[Data entries]
◇ ◇ ◇
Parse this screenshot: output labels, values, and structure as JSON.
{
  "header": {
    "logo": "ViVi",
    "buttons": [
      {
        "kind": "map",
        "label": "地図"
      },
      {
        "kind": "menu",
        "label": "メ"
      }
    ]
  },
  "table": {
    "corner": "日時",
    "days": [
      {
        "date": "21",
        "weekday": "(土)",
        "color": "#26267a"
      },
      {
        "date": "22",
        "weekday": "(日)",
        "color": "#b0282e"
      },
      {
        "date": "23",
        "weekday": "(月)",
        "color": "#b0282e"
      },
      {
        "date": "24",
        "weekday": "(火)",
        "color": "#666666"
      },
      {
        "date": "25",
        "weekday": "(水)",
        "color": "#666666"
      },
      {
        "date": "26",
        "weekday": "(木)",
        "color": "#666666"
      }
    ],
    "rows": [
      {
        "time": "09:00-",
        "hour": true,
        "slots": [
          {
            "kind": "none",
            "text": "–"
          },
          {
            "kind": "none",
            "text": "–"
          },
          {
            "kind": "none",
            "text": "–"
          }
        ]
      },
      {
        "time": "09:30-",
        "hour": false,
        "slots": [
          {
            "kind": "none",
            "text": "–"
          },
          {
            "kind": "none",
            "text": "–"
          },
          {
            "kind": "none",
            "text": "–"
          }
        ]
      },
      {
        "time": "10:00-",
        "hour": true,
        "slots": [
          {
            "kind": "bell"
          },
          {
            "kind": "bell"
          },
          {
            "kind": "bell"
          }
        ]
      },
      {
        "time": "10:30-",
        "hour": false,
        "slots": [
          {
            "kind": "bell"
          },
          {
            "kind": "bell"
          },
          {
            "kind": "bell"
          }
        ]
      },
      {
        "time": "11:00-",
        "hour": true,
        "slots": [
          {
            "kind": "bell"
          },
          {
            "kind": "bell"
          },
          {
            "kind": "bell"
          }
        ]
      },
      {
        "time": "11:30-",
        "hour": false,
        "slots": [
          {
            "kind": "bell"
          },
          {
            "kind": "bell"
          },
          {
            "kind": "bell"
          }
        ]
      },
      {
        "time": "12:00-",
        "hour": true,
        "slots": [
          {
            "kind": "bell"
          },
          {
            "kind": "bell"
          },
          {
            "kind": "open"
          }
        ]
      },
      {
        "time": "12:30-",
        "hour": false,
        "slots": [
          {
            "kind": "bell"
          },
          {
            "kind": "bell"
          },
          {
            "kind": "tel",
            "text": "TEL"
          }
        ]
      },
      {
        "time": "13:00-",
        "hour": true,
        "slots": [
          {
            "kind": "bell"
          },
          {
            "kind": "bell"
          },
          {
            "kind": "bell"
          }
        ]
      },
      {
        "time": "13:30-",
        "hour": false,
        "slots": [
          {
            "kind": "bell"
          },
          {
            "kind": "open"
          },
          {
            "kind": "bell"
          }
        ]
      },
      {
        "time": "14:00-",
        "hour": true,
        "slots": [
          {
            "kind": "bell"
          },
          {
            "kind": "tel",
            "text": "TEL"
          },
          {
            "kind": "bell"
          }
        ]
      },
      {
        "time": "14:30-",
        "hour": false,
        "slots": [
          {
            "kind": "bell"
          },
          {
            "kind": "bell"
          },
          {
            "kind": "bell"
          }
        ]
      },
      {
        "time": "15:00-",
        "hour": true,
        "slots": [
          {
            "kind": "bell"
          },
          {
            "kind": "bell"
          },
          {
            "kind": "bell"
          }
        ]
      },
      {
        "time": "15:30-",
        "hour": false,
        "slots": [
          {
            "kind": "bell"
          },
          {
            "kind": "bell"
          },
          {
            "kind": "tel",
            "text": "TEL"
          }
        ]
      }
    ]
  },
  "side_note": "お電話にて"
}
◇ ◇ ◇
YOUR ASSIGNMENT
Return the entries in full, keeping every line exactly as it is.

RESULT FOR THIS EXERCISE
Parse this screenshot: output labels, values, and structure as JSON.
{
  "header": {
    "logo": "ViVi",
    "buttons": [
      {
        "kind": "map",
        "label": "地図"
      },
      {
        "kind": "menu",
        "label": "メ"
      }
    ]
  },
  "table": {
    "corner": "日時",
    "days": [
      {
        "date": "21",
        "weekday": "(土)",
        "color": "#26267a"
      },
      {
        "date": "22",
        "weekday": "(日)",
        "color": "#b0282e"
      },
      {
        "date": "23",
        "weekday": "(月)",
        "color": "#b0282e"
      },
      {
        "date": "24",
        "weekday": "(火)",
        "color": "#666666"
      },
      {
        "date": "25",
        "weekday": "(水)",
        "color": "#666666"
      },
      {
        "date": "26",
        "weekday": "(木)",
        "color": "#666666"
      }
    ],
    "rows": [
      {
        "time": "09:00-",
        "hour": true,
        "slots": [
          {
            "kind": "none",
            "text": "–"
          },
          {
            "kind": "none",
            "text": "–"
          },
          {
            "kind": "none",
            "text": "–"
          }
        ]
      },
      {
        "time": "09:30-",
        "hour": false,
        "slots": [
          {
            "kind": "none",
            "text": "–"
          },
          {
            "kind": "none",
            "text": "–"
          },
          {
            "kind": "none",
            "text": "–"
          }
        ]
      },
      {
        "time": "10:00-",
        "hour": true,
        "slots": [
          {
            "kind": "bell"
          },
          {
            "kind": "bell"
          },
          {
            "kind": "bell"
          }
        ]
      },
      {
        "time": "10:30-",
        "hour": false,
        "slots": [
          {
            "kind": "bell"
          },
          {
            "kind": "bell"
          },
          {
            "kind": "bell"
          }
        ]
      },
      {
        "time": "11:00-",
        "hour": true,
        "slots": [
          {
            "kind": "bell"
          },
          {
            "kind": "bell"
          },
          {
            "kind": "bell"
          }
        ]
      },
      {
        "time": "11:30-",
        "hour": false,
        "slots": [
          {
            "kind": "bell"
          },
          {
            "kind": "bell"
          },
          {
            "kind": "bell"
          }
        ]
      },
      {
        "time": "12:00-",
        "hour": true,
        "slots": [
          {
            "kind": "bell"
          },
          {
            "kind": "bell"
          },
          {
            "kind": "open"
          }
        ]
      },
      {
        "time": "12:30-",
        "hour": false,
        "slots": [
          {
            "kind": "bell"
          },
          {
            "kind": "bell"
          },
          {
            "kind": "tel",
            "text": "TEL"
          }
        ]
      },
      {
        "time": "13:00-",
        "hour": true,
        "slots": [
          {
            "kind": "bell"
          },
          {
            "kind": "bell"
          },
          {
            "kind": "bell"
          }
        ]
      },
      {
        "time": "13:30-",
        "hour": false,
        "slots": [
          {
            "kind": "bell"
          },
          {
            "kind": "open"
          },
          {
            "kind": "bell"
          }
        ]
      },
      {
        "time": "14:00-",
        "hour": true,
        "slots": [
          {
            "kind": "bell"
          },
          {
            "kind": "tel",
            "text": "TEL"
          },
          {
            "kind": "bell"
          }
        ]
      },
      {
        "time": "14:30-",
        "hour": false,
        "slots": [
          {
            "kind": "bell"
          },
          {
            "kind": "bell"
          },
          {
            "kind": "bell"
          }
        ]
      },
      {
        "time": "15:00-",
        "hour": true,
        "slots": [
          {
            "kind": "bell"
          },
          {
            "kind": "bell"
          },
          {
            "kind": "bell"
          }
        ]
      },
      {
        "time": "15:30-",
        "hour": false,
        "slots": [
          {
            "kind": "bell"
          },
          {
            "kind": "bell"
          },
          {
            "kind": "tel",
            "text": "TEL"
          }
        ]
      }
    ]
  },
  "side_note": "お電話にて"
}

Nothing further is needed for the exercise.